Just watched this and it is wild.
This is the bead-chain experiment. It’s about to melt your brain.
Inside this beaker is a 50-meter-long string of 8,000 beads. Watch what happens when you toss one end of the string out of the beaker. Prepare yourself – this is pretty wild.
As you’ve no doubt noticed, the result is a levitating, single-file stream of beads that buckles, loops and coils in a self-propelled bid to escape its container. It’s mesmerizing. In the video, the folks at Earth Unplugged meet up with BBC’s Steve Mould to explore the secret to these self-siphoning beads (aka “Newton’s Beads”), with the help of some super slo-mo footage.
Mould explains at around the 2-minute mark:
We love coffee, yes we do, and we want to help others who love this mystic elixir to understand that some of the things that you may have heard about coffee are, well just myths.
We recently stumbled across a site that explained away at least seven coffee myths.
Coffee is one of the most popular beverages in the world. This awesome beverage has become an important part of our mornings and keeps us awake when there’s a lot to do. There are different opinions about coffee based on different researches. Some say it does no harm, some say it is beneficial and some say it causes problems. Many times the arguments against coffee are wrong and are not based on any researches. This made some myths about drinking coffee popular. Here’s 7 of them:
Myth 1: Coffee makes you feel stressed out
Myth 2:Caffeine causes insomnia
Myth 3: Drinking coffee causes cancer.
Myth 4: Coffee has no health benefits
Myth 5:Caffeine is addictive
Myth 6: Coffee causes miscarriage, infertility and low birth weight
Myth 7: Drinking coffee may cause Osteoporosis
Anyway, we’re glad we can help with all of that.
You just have to love this guy (Anthony Weiner: D-NY); as he is not only a Congressman from NY, but he apparently is also a childhood friend of Jon Stewart.
Continue reading Truth to Power

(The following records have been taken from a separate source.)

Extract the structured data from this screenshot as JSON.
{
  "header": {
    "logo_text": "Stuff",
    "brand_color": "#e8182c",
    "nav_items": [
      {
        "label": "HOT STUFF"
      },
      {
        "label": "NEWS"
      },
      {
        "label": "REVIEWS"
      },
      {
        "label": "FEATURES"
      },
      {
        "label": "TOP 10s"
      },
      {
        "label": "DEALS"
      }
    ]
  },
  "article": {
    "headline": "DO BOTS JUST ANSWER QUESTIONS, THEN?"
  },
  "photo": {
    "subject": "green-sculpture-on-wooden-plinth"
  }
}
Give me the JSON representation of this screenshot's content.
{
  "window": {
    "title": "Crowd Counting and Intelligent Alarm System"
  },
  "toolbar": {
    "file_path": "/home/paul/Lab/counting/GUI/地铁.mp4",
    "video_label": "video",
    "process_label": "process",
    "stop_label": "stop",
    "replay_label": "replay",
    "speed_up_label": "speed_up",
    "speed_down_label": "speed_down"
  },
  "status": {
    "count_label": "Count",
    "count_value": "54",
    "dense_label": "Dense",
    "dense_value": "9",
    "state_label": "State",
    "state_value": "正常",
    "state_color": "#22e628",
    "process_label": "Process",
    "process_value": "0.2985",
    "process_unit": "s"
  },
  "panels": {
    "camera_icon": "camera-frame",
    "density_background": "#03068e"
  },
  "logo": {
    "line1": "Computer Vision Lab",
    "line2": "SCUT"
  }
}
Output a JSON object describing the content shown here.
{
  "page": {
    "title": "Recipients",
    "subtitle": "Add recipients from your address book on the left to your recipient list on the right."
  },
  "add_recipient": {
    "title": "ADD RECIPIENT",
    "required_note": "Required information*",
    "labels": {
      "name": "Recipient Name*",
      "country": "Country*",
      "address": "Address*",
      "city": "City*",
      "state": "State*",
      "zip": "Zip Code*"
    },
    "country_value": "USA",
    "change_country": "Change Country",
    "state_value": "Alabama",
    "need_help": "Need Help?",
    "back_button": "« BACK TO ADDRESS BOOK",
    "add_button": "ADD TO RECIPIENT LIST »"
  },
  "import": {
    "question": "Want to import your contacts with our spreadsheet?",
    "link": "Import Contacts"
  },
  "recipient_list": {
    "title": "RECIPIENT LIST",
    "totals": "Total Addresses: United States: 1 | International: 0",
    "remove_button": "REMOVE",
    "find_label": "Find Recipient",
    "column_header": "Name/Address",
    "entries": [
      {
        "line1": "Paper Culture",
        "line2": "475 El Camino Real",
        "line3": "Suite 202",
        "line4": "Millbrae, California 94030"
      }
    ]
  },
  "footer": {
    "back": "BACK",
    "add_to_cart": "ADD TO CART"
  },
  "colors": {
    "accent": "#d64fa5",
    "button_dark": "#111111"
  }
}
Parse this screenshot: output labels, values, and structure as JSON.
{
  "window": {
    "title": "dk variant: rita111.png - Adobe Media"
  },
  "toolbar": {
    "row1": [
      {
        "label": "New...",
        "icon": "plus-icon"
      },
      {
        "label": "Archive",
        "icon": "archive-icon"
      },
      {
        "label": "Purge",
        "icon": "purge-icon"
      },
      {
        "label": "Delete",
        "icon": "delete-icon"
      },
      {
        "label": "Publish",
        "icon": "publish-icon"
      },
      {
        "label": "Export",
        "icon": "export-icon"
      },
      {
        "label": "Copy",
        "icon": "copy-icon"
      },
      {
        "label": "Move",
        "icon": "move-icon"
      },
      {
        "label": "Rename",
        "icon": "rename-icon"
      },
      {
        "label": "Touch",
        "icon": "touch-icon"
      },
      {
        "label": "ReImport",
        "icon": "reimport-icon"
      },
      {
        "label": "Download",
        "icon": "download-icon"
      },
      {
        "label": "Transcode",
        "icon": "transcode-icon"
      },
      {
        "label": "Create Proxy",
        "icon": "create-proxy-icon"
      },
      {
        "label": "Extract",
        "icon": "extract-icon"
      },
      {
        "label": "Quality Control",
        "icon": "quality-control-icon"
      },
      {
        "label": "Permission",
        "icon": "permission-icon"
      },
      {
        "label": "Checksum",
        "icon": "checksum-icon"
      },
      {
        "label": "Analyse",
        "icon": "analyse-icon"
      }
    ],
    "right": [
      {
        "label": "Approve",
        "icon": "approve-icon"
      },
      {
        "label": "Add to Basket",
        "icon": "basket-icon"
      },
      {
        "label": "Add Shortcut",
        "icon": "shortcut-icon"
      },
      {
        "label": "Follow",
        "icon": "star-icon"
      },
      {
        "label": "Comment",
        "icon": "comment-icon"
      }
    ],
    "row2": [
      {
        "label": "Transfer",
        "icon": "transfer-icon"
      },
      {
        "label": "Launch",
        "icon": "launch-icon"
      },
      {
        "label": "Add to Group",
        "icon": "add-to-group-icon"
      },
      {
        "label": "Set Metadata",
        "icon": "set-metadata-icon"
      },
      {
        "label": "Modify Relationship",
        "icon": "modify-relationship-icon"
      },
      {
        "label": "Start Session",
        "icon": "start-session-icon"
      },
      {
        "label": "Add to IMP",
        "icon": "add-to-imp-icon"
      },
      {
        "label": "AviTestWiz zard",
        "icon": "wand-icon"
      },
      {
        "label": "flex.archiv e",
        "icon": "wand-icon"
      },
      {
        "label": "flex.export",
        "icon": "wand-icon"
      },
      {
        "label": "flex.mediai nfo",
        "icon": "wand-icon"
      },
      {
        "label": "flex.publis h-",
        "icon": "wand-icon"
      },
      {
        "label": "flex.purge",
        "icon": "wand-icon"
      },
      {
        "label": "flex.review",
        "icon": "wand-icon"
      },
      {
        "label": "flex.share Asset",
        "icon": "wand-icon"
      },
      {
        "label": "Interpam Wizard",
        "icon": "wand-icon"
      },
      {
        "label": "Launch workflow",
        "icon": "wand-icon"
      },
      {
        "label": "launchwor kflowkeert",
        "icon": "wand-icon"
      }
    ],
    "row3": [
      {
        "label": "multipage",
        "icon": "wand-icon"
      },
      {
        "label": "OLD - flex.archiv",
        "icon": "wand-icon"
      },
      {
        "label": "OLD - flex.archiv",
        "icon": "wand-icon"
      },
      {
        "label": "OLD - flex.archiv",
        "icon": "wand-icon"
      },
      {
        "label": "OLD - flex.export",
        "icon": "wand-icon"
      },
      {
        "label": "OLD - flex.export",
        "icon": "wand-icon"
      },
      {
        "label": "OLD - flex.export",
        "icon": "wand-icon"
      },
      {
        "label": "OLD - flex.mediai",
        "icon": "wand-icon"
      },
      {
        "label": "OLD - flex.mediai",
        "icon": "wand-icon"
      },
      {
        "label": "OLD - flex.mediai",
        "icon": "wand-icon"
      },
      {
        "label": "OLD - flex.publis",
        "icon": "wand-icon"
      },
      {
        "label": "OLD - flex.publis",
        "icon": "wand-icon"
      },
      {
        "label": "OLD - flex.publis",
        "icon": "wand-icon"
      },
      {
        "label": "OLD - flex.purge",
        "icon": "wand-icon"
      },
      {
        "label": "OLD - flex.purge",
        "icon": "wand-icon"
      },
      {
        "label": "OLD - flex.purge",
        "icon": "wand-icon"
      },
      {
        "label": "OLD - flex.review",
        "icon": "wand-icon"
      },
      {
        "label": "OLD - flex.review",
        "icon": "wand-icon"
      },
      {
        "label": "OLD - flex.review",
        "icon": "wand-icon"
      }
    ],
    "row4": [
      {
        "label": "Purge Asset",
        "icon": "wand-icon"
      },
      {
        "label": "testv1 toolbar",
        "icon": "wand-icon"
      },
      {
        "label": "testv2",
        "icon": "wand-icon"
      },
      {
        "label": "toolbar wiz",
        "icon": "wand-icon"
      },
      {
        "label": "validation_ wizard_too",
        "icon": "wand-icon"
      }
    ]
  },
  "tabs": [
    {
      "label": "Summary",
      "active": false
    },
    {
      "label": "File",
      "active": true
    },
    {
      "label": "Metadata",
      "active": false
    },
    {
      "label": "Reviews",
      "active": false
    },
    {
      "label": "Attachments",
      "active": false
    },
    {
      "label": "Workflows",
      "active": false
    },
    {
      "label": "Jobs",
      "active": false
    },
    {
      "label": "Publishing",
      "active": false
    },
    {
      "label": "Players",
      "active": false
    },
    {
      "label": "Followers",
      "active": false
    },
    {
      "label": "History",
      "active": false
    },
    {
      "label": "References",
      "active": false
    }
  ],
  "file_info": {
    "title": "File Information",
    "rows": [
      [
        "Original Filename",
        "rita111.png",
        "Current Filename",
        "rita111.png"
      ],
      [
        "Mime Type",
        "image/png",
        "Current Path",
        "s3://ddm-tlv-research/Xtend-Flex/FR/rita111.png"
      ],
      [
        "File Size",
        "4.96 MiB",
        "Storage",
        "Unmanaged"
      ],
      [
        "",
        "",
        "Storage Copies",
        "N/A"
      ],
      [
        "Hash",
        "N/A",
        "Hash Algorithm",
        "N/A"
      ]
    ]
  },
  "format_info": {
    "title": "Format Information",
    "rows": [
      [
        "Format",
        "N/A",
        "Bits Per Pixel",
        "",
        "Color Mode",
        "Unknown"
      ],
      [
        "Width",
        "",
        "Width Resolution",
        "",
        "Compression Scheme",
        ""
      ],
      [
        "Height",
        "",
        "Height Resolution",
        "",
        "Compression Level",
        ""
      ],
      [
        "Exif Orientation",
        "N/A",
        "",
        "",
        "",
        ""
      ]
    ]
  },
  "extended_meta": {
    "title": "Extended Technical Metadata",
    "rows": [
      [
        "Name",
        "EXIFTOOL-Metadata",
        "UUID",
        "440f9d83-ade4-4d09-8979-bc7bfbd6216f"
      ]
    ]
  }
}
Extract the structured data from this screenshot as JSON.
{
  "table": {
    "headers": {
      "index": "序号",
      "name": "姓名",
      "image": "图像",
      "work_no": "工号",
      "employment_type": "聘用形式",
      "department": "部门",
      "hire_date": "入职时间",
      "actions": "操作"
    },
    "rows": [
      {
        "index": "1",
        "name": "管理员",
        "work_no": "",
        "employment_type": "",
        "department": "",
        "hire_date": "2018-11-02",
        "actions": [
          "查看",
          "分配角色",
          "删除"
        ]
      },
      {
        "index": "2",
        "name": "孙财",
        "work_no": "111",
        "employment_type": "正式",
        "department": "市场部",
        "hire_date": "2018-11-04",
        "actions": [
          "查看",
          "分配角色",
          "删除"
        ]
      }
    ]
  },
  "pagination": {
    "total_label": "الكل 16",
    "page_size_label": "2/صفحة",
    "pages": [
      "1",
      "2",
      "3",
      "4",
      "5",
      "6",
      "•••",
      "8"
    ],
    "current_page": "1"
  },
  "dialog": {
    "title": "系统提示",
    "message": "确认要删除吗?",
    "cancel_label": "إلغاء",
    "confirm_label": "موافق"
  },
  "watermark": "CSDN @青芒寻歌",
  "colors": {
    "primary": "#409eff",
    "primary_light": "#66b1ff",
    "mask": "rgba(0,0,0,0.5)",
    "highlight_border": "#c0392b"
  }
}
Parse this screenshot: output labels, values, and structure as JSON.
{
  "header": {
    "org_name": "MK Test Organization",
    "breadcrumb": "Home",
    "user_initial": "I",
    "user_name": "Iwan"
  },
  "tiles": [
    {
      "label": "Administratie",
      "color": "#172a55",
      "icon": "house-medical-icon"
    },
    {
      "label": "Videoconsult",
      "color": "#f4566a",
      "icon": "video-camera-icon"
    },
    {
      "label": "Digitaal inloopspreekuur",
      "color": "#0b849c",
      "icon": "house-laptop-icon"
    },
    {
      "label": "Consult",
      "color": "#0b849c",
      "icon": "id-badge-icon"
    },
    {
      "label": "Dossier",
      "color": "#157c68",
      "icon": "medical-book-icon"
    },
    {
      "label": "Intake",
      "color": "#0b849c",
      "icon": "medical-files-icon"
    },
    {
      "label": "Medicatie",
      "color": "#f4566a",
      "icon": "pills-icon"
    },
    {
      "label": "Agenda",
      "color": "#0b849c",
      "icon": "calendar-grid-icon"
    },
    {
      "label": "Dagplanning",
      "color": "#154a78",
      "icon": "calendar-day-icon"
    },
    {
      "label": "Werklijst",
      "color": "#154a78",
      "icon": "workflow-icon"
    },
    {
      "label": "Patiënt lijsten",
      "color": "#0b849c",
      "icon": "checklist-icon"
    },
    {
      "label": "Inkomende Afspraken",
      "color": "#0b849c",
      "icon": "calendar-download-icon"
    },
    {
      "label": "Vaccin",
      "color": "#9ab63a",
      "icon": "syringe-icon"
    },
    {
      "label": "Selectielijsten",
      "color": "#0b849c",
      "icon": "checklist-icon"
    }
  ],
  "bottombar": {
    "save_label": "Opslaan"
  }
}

I know that this announcement is going to come of something of a shock to folks living in the Bible Belt, but, (gasp) it turns that there might have been some inter-species hanky-panky going on between Human and Neanderthal men (and women). That’s right, according to some scientists who are examining the Human and Neanderthal genomes, it appears that there are some interesting, ah, crossovers between the two that were going on so half a billion years or so…
Modern humans, meet the relatives: Neanderthals. It turns out, based on a new fossil analysis out Thursday, that people of European and Asian descent inherited a small amount, an average 1% to 4% of their genes, from the extinct species.
Humans and Neanderthals likely interbred 50,000 to 80,000 years ago in the Near East, concludes the international genetics team’s pair of studies in the new issue of the journal Science. The research was led by German genome researcher Svante Paabo of the Max-Plank Institute for Evolutionary Anthropology. The finding splits the difference in a long-running scholarly debate over whether people are solely African in origin, or spring from “multiregional” interbreeding of early human species.
I hear that Larry Flynt is already planning a movie about the subject…
So, here is something fun in today’s news. Apparently several members of Congress just learned that, in the health care bill that they signed into legislation, they may be required to give up their own Government-sponsored health care package (which is way better than ours, the folks who voted them into office), and be “forced” to use the health care plan that we use.
In a new report, the Congressional Research Service says the law may have significant unintended consequences for the “personal health insurance coverage” of senators, representatives and their staff members.
For example, it says, the law may “remove members of Congress and Congressional staff” from their current coverage, in the Federal Employees Health Benefits Program, before any alternatives are available.
The confusion raises the inevitable question: If they did not know exactly what they were doing to themselves, did lawmakers who wrote and passed the bill fully grasp the details of how it would influence the lives of other Americans?
Who says that folks don’t get what they deserve?